Some horses seem to lose a lot of training days to injuries, while others almost never need time off to heal. In between these extremes are the majority of horses that have an occasional injury or lameness but do not need to be taken out of work on a regular basis. Is the difference due to something about how these horses are conformed, or ridden, or fed, or is some other factor involved?
At the Swedish University of Agricultural Sciences, scientists led by professor and veterinarian Agneta Egenvall conducted research to uncover answers to this question. They examined the records of elite show jumpers to see why horses missed training days. The records pertained to horses in the Netherlands, Sweden, Switzerland, and the United Kingdom. Results showed that a combination of several factors usually made the difference in whether horses suffered injuries and how long it took them to recover and return to training.
- Among the 263 horses in the study, 126 missed a total of 2,357 days out of 39,028 cumulative days they should have been actively training. Orthopedic injuries were responsible for more than 75% of the missed training days.

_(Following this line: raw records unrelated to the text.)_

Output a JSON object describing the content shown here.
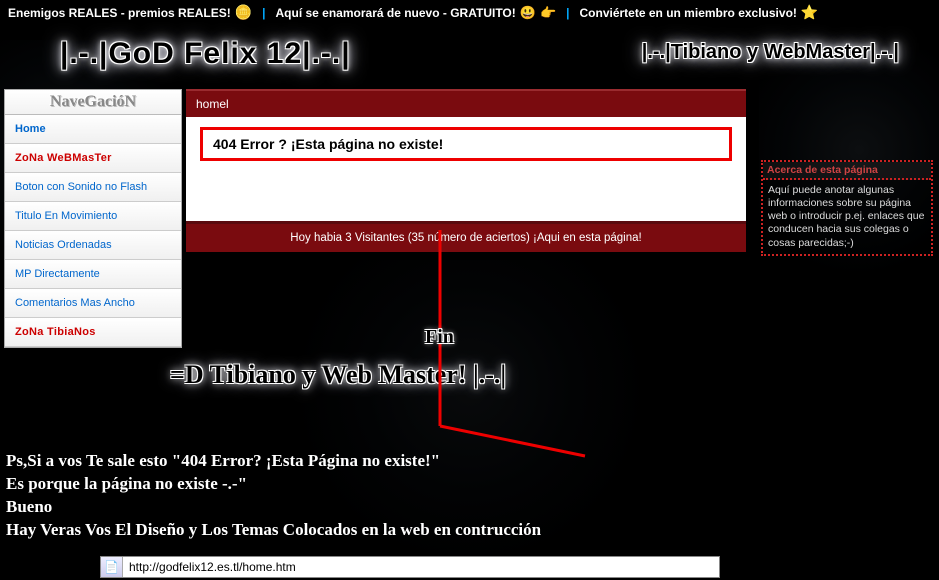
{
  "topbar": {
    "link1": "Enemigos REALES - premios REALES!",
    "link2": "Aquí se enamorará de nuevo - GRATUITO!",
    "link3": "Conviértete en un miembro exclusivo!"
  },
  "banner": {
    "title_left": "|.-.|GoD Felix 12|.-.|",
    "title_right": "|.-.|Tibiano y WebMaster|.-.|"
  },
  "sidebar": {
    "heading": "NaveGacióN",
    "items": [
      {
        "label": "Home",
        "style": "home"
      },
      {
        "label": "ZoNa WeBMasTer",
        "style": "red"
      },
      {
        "label": "Boton con Sonido no Flash",
        "style": ""
      },
      {
        "label": "Titulo En Movimiento",
        "style": ""
      },
      {
        "label": "Noticias Ordenadas",
        "style": ""
      },
      {
        "label": "MP Directamente",
        "style": ""
      },
      {
        "label": "Comentarios Mas Ancho",
        "style": ""
      },
      {
        "label": "ZoNa TibiaNos",
        "style": "red"
      }
    ]
  },
  "content": {
    "breadcrumb": "homel",
    "error_text": "404 Error ? ¡Esta página no existe!",
    "footer_text": "Hoy habia 3 Visitantes (35 número de aciertos) ¡Aqui en esta página!"
  },
  "aside": {
    "heading": "Acerca de esta página",
    "body": "Aquí puede anotar algunas informaciones sobre su página web o introducir p.ej. enlaces que conducen hacia sus colegas o cosas parecidas;-)"
  },
  "fin_label": "Fin",
  "big_line": "=D Tibiano y Web Master! |.-.|",
  "bottom_text": {
    "l1": "Ps,Si a vos Te sale esto  \"404 Error? ¡Esta Página no existe!\"",
    "l2": "Es porque la página no existe -.-\"",
    "l3": "Bueno",
    "l4": "Hay Veras Vos El Diseño y Los Temas Colocados en la web en contrucción"
  },
  "address_bar": {
    "url": "http://godfelix12.es.tl/home.htm"
  }
}
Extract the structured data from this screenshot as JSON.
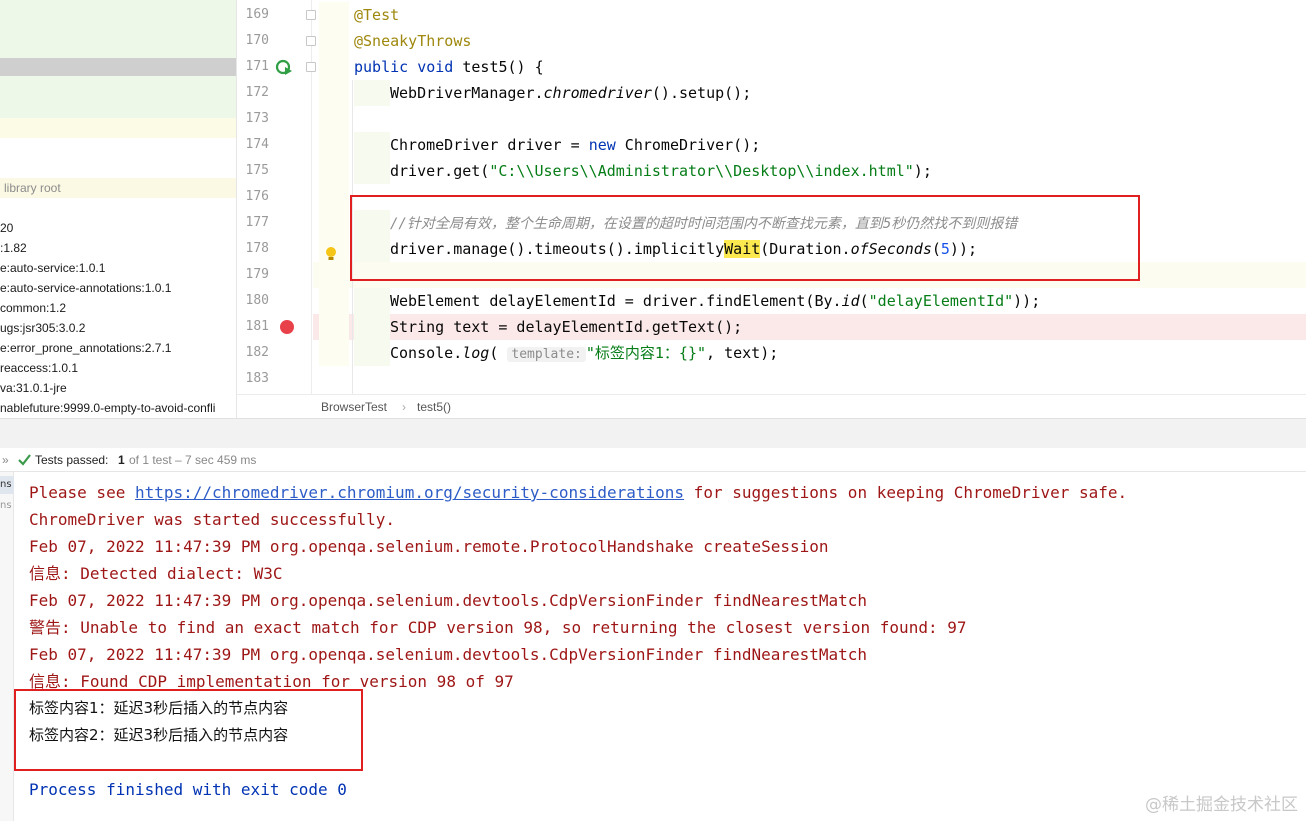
{
  "project_tree": {
    "library_root_label": "library root",
    "items": [
      "20",
      ":1.82",
      "e:auto-service:1.0.1",
      "e:auto-service-annotations:1.0.1",
      "common:1.2",
      "ugs:jsr305:3.0.2",
      "e:error_prone_annotations:2.7.1",
      "reaccess:1.0.1",
      "va:31.0.1-jre",
      "nablefuture:9999.0-empty-to-avoid-confli"
    ]
  },
  "editor": {
    "line_numbers": [
      "169",
      "170",
      "171",
      "172",
      "173",
      "174",
      "175",
      "176",
      "177",
      "178",
      "179",
      "180",
      "181",
      "182",
      "183"
    ],
    "lines": {
      "l169": "@Test",
      "l170": "@SneakyThrows",
      "l171_kw": "public void",
      "l171_rest": " test5() {",
      "l172_a": "WebDriverManager.",
      "l172_b": "chromedriver",
      "l172_c": "().setup();",
      "l174_a": "ChromeDriver driver = ",
      "l174_kw": "new",
      "l174_b": " ChromeDriver();",
      "l175_a": "driver.get(",
      "l175_str": "\"C:\\\\Users\\\\Administrator\\\\Desktop\\\\index.html\"",
      "l175_b": ");",
      "l177_cmt": "//针对全局有效，整个生命周期，在设置的超时时间范围内不断查找元素，直到5秒仍然找不到则报错",
      "l178_a": "driver.manage().timeouts().implicitly",
      "l178_hl": "Wait",
      "l178_b": "(Duration.",
      "l178_it": "ofSeconds",
      "l178_c": "(",
      "l178_num": "5",
      "l178_d": "));",
      "l180_a": "WebElement delayElementId = driver.findElement(By.",
      "l180_it": "id",
      "l180_b": "(",
      "l180_str": "\"delayElementId\"",
      "l180_c": "));",
      "l181": "String text = delayElementId.getText();",
      "l182_a": "Console.",
      "l182_it": "log",
      "l182_b": "( ",
      "l182_hint": "template:",
      "l182_str": "\"标签内容1：{}\"",
      "l182_c": ", text);"
    },
    "breadcrumb": [
      "BrowserTest",
      "test5()"
    ]
  },
  "run": {
    "status_prefix": "Tests passed:",
    "passed_count": "1",
    "status_suffix": "of 1 test – 7 sec 459 ms",
    "side_labels": [
      "ns",
      "ns"
    ]
  },
  "console": {
    "l1_a": "Please see ",
    "l1_link": "https://chromedriver.chromium.org/security-considerations",
    "l1_b": " for suggestions on keeping ChromeDriver safe.",
    "l2": "ChromeDriver was started successfully.",
    "l3": "Feb 07, 2022 11:47:39 PM org.openqa.selenium.remote.ProtocolHandshake createSession",
    "l4": "信息: Detected dialect: W3C",
    "l5": "Feb 07, 2022 11:47:39 PM org.openqa.selenium.devtools.CdpVersionFinder findNearestMatch",
    "l6": "警告: Unable to find an exact match for CDP version 98, so returning the closest version found: 97",
    "l7": "Feb 07, 2022 11:47:39 PM org.openqa.selenium.devtools.CdpVersionFinder findNearestMatch",
    "l8": "信息: Found CDP implementation for version 98 of 97",
    "l9": "标签内容1：延迟3秒后插入的节点内容",
    "l10": "标签内容2：延迟3秒后插入的节点内容",
    "l12": "Process finished with exit code 0"
  },
  "watermark": "@稀土掘金技术社区",
  "colors": {
    "accent_red": "#e02020",
    "keyword": "#0033b3",
    "string": "#067d17",
    "error": "#9e1515"
  }
}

- If a horse had suffered a previous orthopedic injury and then was reinjured, it took about twice as long to get that horse back into training compared to a horse recovering from an initial injury.
- Horses that always did the same type of work in the same location were more likely to be injured than horses that had a varied work program encompassing different locations and activities.
- There was little correlation between level of work and days off because of injury.
- There was some evidence that hard-working horses that suffered injuries might not have had sufficient training to be performing at that level.
- Horses in the U.K. had the fewest days off training. According to Egenvall, this difference could be related to cultural differences in deciding when a horse needed a training break, or might relate to the success of different management styles in preventing injuries.
The research suggests that varying workouts, thereby stressing different sets of muscles, might help in keeping horses injury-free. Giving injured horses sufficient time to heal is also a good management plan to avoid a longer time out of training because of a recurrence.